Exercise prompt:
The answer must be every record below, repeated exactly.
++++++++++++++++++++
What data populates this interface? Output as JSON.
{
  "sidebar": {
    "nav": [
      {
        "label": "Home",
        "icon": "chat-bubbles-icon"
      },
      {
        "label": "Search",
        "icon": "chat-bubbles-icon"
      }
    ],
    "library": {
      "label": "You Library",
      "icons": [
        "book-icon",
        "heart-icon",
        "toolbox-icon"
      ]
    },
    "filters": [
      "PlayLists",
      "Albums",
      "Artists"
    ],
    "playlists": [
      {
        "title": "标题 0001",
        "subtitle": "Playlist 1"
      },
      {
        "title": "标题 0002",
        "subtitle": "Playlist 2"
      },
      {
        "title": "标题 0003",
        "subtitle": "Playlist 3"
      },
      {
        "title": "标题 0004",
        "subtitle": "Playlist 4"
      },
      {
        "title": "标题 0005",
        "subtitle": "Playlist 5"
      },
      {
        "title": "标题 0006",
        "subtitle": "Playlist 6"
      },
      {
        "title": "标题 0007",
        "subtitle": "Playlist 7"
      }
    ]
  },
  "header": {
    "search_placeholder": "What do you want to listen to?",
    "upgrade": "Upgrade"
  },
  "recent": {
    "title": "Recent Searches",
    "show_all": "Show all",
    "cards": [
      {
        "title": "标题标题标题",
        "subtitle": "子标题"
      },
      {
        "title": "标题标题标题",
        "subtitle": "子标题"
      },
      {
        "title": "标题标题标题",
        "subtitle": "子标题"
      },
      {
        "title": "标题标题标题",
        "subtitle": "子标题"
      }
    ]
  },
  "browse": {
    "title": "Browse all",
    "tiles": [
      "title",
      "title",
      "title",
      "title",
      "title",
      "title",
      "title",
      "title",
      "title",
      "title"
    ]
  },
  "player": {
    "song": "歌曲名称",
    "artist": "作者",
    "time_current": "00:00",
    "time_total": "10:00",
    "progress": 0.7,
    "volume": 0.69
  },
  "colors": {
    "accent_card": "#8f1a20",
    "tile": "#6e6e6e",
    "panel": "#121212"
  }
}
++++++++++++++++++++
Result of this task:
What data populates this interface? Output as JSON.
{
  "sidebar": {
    "nav": [
      {
        "label": "Home",
        "icon": "chat-bubbles-icon"
      },
      {
        "label": "Search",
        "icon": "chat-bubbles-icon"
      }
    ],
    "library": {
      "label": "You Library",
      "icons": [
        "book-icon",
        "heart-icon",
        "toolbox-icon"
      ]
    },
    "filters": [
      "PlayLists",
      "Albums",
      "Artists"
    ],
    "playlists": [
      {
        "title": "标题 0001",
        "subtitle": "Playlist 1"
      },
      {
        "title": "标题 0002",
        "subtitle": "Playlist 2"
      },
      {
        "title": "标题 0003",
        "subtitle": "Playlist 3"
      },
      {
        "title": "标题 0004",
        "subtitle": "Playlist 4"
      },
      {
        "title": "标题 0005",
        "subtitle": "Playlist 5"
      },
      {
        "title": "标题 0006",
        "subtitle": "Playlist 6"
      },
      {
        "title": "标题 0007",
        "subtitle": "Playlist 7"
      }
    ]
  },
  "header": {
    "search_placeholder": "What do you want to listen to?",
    "upgrade": "Upgrade"
  },
  "recent": {
    "title": "Recent Searches",
    "show_all": "Show all",
    "cards": [
      {
        "title": "标题标题标题",
        "subtitle": "子标题"
      },
      {
        "title": "标题标题标题",
        "subtitle": "子标题"
      },
      {
        "title": "标题标题标题",
        "subtitle": "子标题"
      },
      {
        "title": "标题标题标题",
        "subtitle": "子标题"
      }
    ]
  },
  "browse": {
    "title": "Browse all",
    "tiles": [
      "title",
      "title",
      "title",
      "title",
      "title",
      "title",
      "title",
      "title",
      "title",
      "title"
    ]
  },
  "player": {
    "song": "歌曲名称",
    "artist": "作者",
    "time_current": "00:00",
    "time_total": "10:00",
    "progress": 0.7,
    "volume": 0.69
  },
  "colors": {
    "accent_card": "#8f1a20",
    "tile": "#6e6e6e",
    "panel": "#121212"
  }
}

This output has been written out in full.